The combination of warm solvent vapors and ultrasonic agitation thoroughly removes oil, grease, wax and other solvent- soluble soils. The parts emerge from the cleaning process warm, clean and dry.


  1. Effectiveness:In choosing the most effective cleaning solution, experimentation may be necessary. Where ultrasonics is being applied to an existing application, it is probable that the solution presently being used can remain unchanged.
  2. Simplicity of use: Liquids should be judged for safety, simplicity of use, and longevity.
  3. Cost: The least expensive cleaning solution is not necessarily the least costly to use.

Consideration must be given to its effectiveness, safety, and the number of parts processed with a given amount of solution. Naturally, the cleaning solution must be compatible with the materials to be cleaned as well as effectivein removing the soils.

Water is one of the most common cleaning liquids and, invariably, systems using aqueous- based solutions are simple to handle, have low operating costs, and are effective over a wide range of applications.

There are some materials and soils, however, for which aqueous solutions are not particularly suitable and, to deal with these, there is a wide range of solvents available.


Another factor in ultrasonic cleaning concerns the loading of parts or the design of the basket or containers for holding the parts. The loading of parts in the ultrasonic cleaning tank should be such that neither the parts nor the basket are on the tank bottom.

The sum of the parts’ cross-sectional areas should not exceed 70% of the tank’s cross-sectional area. Elastomers and non-rigid plastics will absorb ultrasonic energy and should be used cautiously for fixturing.
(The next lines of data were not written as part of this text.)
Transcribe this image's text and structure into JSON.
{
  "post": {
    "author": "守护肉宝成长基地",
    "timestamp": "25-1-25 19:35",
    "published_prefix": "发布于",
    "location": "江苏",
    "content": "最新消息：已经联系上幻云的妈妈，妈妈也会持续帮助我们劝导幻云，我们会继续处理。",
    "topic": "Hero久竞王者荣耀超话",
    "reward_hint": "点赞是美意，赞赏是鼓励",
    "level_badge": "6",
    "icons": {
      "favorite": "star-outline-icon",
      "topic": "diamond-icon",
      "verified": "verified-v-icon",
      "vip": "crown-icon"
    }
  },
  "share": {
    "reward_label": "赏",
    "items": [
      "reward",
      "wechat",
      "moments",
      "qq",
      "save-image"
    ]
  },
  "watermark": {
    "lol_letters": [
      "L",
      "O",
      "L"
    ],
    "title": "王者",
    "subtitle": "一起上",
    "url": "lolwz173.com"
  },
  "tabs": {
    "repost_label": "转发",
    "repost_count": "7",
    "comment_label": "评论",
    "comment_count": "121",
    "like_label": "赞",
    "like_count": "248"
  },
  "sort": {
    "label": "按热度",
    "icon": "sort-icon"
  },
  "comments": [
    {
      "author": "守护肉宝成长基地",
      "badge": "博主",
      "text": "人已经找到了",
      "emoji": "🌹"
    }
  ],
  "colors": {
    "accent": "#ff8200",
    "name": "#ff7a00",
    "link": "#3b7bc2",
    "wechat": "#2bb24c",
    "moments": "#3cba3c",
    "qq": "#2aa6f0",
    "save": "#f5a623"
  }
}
Insulated parts may have to be specifically oriented. Incorrect basket design, or a basket having too high a mass, can greatly reduce the effectiveness of the best ultrasonic cleaning system.

Any material more tightly woven than 50 mesh screen acts as a solid, while slightly larger openings scatter the ultrasonic waves. Openings larger than one- quarter inch tend to act as open material. Hooks, racks, and beakers can also be used to support parts.